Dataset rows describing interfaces
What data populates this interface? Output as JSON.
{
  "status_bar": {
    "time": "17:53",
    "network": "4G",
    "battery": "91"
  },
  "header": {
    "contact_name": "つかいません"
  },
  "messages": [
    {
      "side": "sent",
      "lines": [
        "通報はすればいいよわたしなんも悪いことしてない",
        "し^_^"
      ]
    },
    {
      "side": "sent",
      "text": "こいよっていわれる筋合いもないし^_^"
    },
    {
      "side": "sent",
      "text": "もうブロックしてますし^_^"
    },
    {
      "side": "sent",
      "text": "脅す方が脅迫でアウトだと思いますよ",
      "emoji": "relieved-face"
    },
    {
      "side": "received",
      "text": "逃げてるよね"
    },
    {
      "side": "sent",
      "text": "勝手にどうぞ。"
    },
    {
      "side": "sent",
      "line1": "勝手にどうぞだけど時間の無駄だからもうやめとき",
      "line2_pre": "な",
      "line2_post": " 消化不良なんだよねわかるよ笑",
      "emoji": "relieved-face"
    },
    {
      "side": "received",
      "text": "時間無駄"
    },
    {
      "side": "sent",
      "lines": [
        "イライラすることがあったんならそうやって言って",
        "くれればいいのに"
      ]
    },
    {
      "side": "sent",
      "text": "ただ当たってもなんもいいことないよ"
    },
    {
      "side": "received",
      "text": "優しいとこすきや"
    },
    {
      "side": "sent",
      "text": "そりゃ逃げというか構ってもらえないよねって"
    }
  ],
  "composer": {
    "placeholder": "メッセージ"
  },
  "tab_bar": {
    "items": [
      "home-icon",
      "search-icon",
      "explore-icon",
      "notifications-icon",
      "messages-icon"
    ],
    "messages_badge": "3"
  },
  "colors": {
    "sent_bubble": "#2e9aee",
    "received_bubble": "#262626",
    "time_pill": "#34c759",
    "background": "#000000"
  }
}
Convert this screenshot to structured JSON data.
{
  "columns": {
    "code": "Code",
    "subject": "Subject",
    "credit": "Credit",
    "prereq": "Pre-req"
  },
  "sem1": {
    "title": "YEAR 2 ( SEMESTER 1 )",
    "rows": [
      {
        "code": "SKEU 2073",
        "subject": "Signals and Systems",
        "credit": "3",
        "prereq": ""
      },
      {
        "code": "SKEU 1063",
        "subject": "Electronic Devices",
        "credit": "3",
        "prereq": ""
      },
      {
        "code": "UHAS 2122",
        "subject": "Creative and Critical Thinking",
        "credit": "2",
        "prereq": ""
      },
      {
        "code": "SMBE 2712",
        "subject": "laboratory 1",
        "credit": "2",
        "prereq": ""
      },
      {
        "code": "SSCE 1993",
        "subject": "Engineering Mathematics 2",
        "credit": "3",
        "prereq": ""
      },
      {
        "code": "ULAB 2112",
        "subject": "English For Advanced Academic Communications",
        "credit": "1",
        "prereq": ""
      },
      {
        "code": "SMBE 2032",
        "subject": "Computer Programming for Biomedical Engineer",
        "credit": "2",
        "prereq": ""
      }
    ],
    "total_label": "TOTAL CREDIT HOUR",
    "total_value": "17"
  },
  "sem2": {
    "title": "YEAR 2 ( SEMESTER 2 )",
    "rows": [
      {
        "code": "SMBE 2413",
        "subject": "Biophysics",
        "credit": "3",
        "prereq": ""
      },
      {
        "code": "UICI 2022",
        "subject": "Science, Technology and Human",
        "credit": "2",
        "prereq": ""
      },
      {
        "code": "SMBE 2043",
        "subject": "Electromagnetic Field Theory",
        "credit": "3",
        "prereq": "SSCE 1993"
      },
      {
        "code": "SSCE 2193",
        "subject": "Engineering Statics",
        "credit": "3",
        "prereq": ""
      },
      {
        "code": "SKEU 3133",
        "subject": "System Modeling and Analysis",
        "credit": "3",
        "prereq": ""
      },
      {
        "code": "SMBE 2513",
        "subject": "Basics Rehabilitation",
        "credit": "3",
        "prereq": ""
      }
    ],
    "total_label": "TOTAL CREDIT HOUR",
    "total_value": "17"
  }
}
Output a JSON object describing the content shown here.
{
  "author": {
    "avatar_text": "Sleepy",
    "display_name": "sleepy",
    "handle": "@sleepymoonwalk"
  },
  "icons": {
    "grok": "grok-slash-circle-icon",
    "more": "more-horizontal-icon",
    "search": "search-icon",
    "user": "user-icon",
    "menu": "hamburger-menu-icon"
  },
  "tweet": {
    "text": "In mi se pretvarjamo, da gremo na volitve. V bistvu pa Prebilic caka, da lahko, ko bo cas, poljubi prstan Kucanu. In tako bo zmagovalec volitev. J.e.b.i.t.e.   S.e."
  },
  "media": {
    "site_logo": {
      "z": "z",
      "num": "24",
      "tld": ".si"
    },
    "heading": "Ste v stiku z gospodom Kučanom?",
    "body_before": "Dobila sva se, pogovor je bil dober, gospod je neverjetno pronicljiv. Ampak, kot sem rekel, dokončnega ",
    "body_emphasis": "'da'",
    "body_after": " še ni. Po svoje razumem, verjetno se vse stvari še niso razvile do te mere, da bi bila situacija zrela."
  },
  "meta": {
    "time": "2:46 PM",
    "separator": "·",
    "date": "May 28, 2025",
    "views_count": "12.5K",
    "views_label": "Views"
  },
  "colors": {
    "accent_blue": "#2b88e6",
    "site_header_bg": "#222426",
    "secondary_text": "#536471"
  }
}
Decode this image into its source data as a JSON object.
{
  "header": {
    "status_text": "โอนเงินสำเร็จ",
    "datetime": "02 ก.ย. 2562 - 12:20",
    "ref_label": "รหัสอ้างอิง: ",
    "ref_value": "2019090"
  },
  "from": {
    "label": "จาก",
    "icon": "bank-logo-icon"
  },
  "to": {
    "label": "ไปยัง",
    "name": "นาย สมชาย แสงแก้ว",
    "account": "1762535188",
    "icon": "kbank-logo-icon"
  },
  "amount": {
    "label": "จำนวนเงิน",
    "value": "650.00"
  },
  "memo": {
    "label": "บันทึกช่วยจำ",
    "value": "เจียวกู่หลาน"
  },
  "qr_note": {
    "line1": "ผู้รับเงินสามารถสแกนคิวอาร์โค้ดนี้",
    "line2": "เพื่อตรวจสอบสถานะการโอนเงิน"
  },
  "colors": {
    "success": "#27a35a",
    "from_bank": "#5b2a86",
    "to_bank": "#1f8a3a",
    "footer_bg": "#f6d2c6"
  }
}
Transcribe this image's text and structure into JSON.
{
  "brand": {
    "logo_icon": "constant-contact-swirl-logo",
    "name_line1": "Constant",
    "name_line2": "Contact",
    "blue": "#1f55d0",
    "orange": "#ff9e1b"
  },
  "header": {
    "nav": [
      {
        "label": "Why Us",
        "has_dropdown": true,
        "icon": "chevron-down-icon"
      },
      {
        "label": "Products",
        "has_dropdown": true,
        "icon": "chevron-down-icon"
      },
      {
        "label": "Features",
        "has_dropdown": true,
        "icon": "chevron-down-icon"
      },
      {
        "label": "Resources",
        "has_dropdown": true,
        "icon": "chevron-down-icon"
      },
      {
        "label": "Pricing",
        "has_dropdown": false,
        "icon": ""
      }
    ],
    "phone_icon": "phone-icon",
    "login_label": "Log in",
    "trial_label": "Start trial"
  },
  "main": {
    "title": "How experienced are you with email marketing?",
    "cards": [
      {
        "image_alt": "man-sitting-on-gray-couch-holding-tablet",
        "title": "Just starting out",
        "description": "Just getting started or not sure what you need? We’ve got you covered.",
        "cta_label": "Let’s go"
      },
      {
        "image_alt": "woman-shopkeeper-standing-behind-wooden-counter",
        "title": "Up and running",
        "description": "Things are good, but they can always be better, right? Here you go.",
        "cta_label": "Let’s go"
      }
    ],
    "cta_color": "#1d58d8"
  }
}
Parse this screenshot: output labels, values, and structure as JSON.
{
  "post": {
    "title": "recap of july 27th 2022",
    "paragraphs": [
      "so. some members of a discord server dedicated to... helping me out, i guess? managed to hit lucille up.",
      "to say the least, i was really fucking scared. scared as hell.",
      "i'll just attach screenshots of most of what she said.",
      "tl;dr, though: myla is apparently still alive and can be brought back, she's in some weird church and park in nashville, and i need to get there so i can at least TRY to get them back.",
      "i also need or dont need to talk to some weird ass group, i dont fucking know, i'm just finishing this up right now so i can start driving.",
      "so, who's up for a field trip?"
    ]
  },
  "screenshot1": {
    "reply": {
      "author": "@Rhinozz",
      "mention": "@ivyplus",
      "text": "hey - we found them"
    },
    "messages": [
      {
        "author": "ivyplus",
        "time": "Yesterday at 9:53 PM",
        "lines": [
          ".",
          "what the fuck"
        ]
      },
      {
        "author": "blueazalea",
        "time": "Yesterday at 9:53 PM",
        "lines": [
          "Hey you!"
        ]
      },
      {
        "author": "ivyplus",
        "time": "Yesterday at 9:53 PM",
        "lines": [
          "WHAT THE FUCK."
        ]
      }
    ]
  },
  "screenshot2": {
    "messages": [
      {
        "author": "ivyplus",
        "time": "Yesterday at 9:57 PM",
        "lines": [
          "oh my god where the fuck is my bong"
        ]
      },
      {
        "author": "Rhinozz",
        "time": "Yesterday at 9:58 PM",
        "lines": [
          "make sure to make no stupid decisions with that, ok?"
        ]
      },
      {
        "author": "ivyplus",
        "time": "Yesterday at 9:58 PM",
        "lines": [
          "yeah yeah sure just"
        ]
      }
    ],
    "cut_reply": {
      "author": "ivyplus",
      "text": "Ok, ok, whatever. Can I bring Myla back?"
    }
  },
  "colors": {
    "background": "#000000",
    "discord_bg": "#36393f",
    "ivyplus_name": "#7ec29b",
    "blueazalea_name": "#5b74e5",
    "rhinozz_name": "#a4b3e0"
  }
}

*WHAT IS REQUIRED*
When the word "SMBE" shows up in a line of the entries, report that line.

*TASK ANSWER*
        "code": "SMBE 2712",
        "code": "SMBE 2032",
        "code": "SMBE 2413",
        "code": "SMBE 2043",
        "code": "SMBE 2513",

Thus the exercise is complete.